Teaching Children Respect
As a veteran teacher, I’ve been asked many questions about how to teach children over the years, and only once have I been a bit stumped. The mother asked me, “How do you teach respect?” After a moment’s thought, my response was, “Every single day.”
Respectful behaviors are affected by so many variables, such as culture, age, and background. Children are not born with an inherent knowledge of how to be respectful in different situations, they must be taught.
Set Clear, Reasonable Expectations
No one likes playing a game when the rules are constantly changing. As parents, we must set our expectations for respectful behavior and enforce the expectations consistently and persistently. We must set clear expectations for speaking with adults versus peers, using manners, swearing, attitude, yelling, talking-back, and using words such as “thank you” and “you’re welcome.” In two-parent households, both caregivers must be on the same page in regards to the expectations for respectful behavior.
You know your child better than anyone, so set your expectations accordingly. If you know that large crowds upset your child, don’t plan a massive birthday party! If loud noises make your child anxious, maybe wait a few years before taking them to a concert. Set your child up for success by avoiding situations that are likely to provoke disrespectful behaviors.
Remind your children of their expectations before they have the chance to fail. Before I take my girls out to dinner, I always ask them the expectations before we get out of the car. I used to carry this load, but the girls have taken this responsibility on themselves. Allowing them to take ownership of their expectations shows that I believe in and trust them and they are more willing to follow their own rules!
Practice and Patience
The old adage “Practice makes perfect.” cannot be applied to teaching respect. Practice rarely makes perfect, and teaching respect is no exception! Children are constantly encountering new experiences and situations and will need guidance to navigate them with proper respect. Becoming irritated, even when you’ve reminded them to close the door gently or say “please” one million times, is counter-productive to the lesson! Think of it as an opportunity to model respect in the form of patience!
While we are debunking ancient adages, let’s talk about, “Do as I say, not as I do.” Simply telling children what to do will not work when teaching respect, or much else for that matter! Modelling is a teaching technique in which you show your child what you’d like them to do. Your children need to hear you using kind words, such as “please” and “thank you.” Child therapist Tara Dixon at Heal Your Life Counselling shared, “‘I’m sorry’ is a phrase that children need to hear adults using in order to internalize the importance of the sentiment. Often, children associate having to say that they are sorry with feelings of guilt and shame. This can lead a child to want to stand their ground, even if they really do feel sorry for their actions. Hearing their trusted adults apologize can be very impactful for children.”

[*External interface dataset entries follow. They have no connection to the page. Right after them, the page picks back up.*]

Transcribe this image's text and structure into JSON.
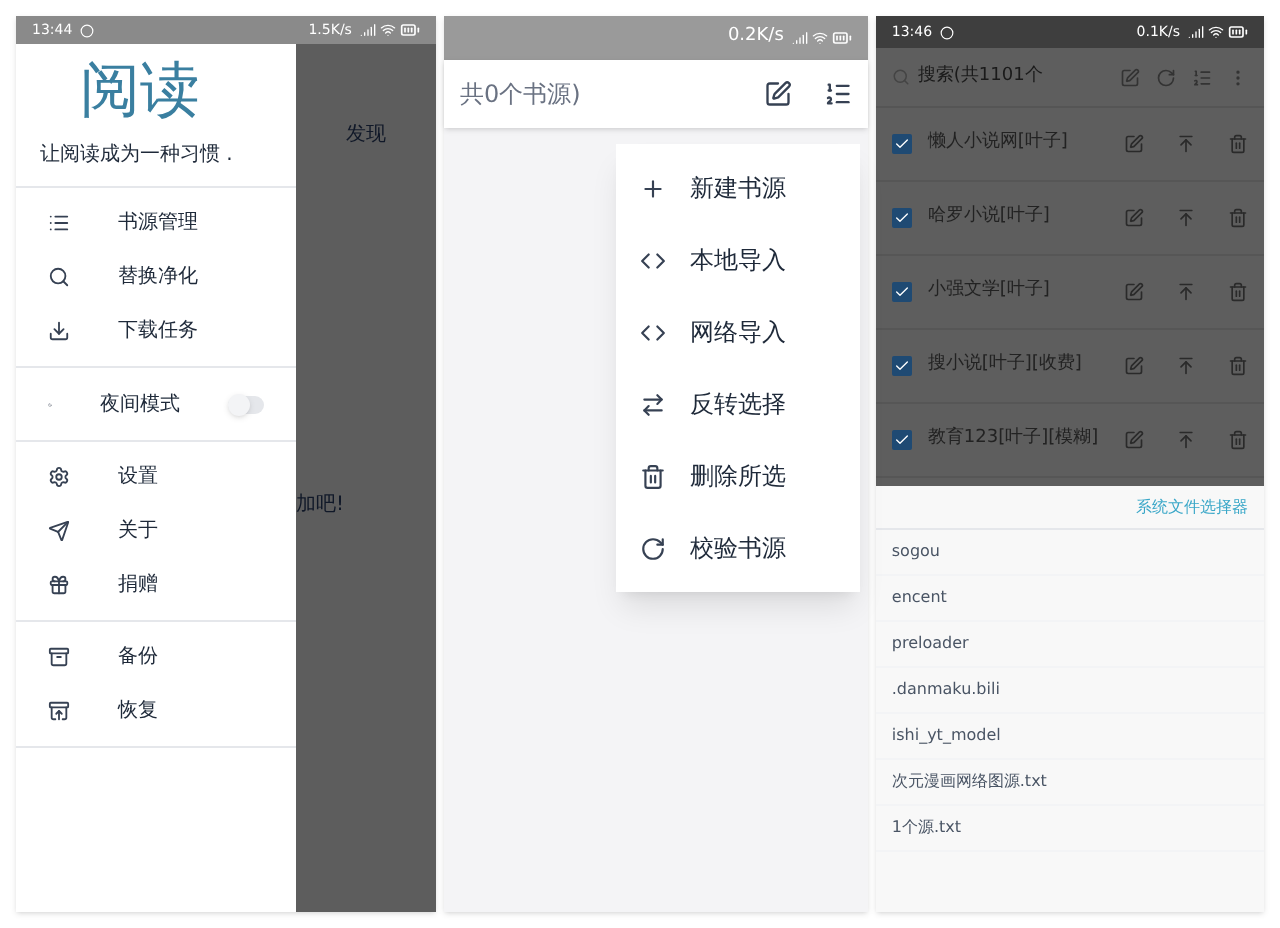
{
  "left_phone": {
    "status_bar": {
      "time": "13:44",
      "speed": "1.5K/s"
    },
    "drawer": {
      "title": "阅读",
      "subtitle": "让阅读成为一种习惯 .",
      "sections": [
        {
          "items": [
            {
              "kind": "link",
              "label": "书源管理"
            },
            {
              "kind": "link",
              "label": "替换净化"
            },
            {
              "kind": "link",
              "label": "下载任务"
            }
          ]
        },
        {
          "items": [
            {
              "kind": "toggle",
              "label": "夜间模式",
              "on": false
            }
          ]
        },
        {
          "items": [
            {
              "kind": "link",
              "label": "设置"
            },
            {
              "kind": "link",
              "label": "关于"
            },
            {
              "kind": "link",
              "label": "捐赠"
            }
          ]
        },
        {
          "items": [
            {
              "kind": "link",
              "label": "备份"
            },
            {
              "kind": "link",
              "label": "恢复"
            }
          ]
        }
      ]
    },
    "background": {
      "tab": "发现",
      "message": "加吧!"
    }
  },
  "middle_phone": {
    "status_bar": {
      "speed": "0.2K/s"
    },
    "toolbar": {
      "title": "共0个书源)"
    },
    "menu": [
      "新建书源",
      "本地导入",
      "网络导入",
      "反转选择",
      "删除所选",
      "校验书源"
    ]
  },
  "right_phone": {
    "status_bar": {
      "time": "13:46",
      "speed": "0.1K/s"
    },
    "search": {
      "placeholder": "搜索(共1101个"
    },
    "rows": [
      {
        "name": "懒人小说网[叶子]",
        "checked": true
      },
      {
        "name": "哈罗小说[叶子]",
        "checked": true
      },
      {
        "name": "小强文学[叶子]",
        "checked": true
      },
      {
        "name": "搜小说[叶子][收费]",
        "checked": true
      },
      {
        "name": "教育123[叶子][模糊]",
        "checked": true
      }
    ],
    "file_sheet": {
      "action": "系统文件选择器",
      "files": [
        "sogou",
        "encent",
        "preloader",
        ".danmaku.bili",
        "ishi_yt_model",
        "次元漫画网络图源.txt",
        "1个源.txt"
      ]
    }
  }
}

Children listen to much more than we sometimes give them credit for and they are listening to us when we complain, or yell, about being cut off in traffic, the line at the grocery store taking too long, and the relative who drives us nuts. Choose your words carefully, as they will become the words that your children use!
Remember that even when you are correcting your child’s behavior, you are modelling respect. Losing your cool and screaming will show your child that angry outbursts are ok. Try to address unwanted behaviors calmly and privately, reset expectations, and remind your child of the consequences of their actions.
For some children, empathy comes very easily. Other children need to be taught how to show empathy to others. Teaching empathy means teaching your child how their actions affect others. Saying “excuse me” after bumping into a friend on the playground, or “thank you” after being handed an item are first steps for teaching empathy. “Children with empathy skills will naturally be more respectful than others because they have a clear understanding of the effects of their actions on the people around them,” continued Dixon.
Address Faux Pas Immediately and Directly
Feedback on manners should be immediate and specific. If your child holds the door open for the next person, thank them for their thoughtfulness in holding the door. If they forget a needed “thank you,” model it for them right away. Feedback is most effective when given immediately. Positive feedback will encourage more positive actions, while corrections will remind children of the expectations of respect. Deciding to let disrespectful actions slide will only hurt your child in the long run. It is easier to mold and change behavior with a young child rather than later when the child has been practicing disrespectful actions for years.
Fit It When It Isn’t Broken
This was a hard concept for my husband to embrace. Our daughter had an absolute tantrum about our plans changing. She was rude and disrespectful. Although we did give immediate feedback and consequences, that was not the time for reteaching expectations. Children will not respond favorably to a lesson about anything when they are in the throes of a meltdown or angry over a perceived wrong. Instead, wait for your child to calm down, then readdress the disrespectful behavior when your child can communicate calmly. Talk about what happened leading up to the event and how things could be changed to go more smoothly if it happens again, because it will happen again!
Teaching our children to be respectful won’t happen in a day, or even a week! Luckily for us, we will be given many, many opportunities!
Published in Baton Rouge Parents Magazine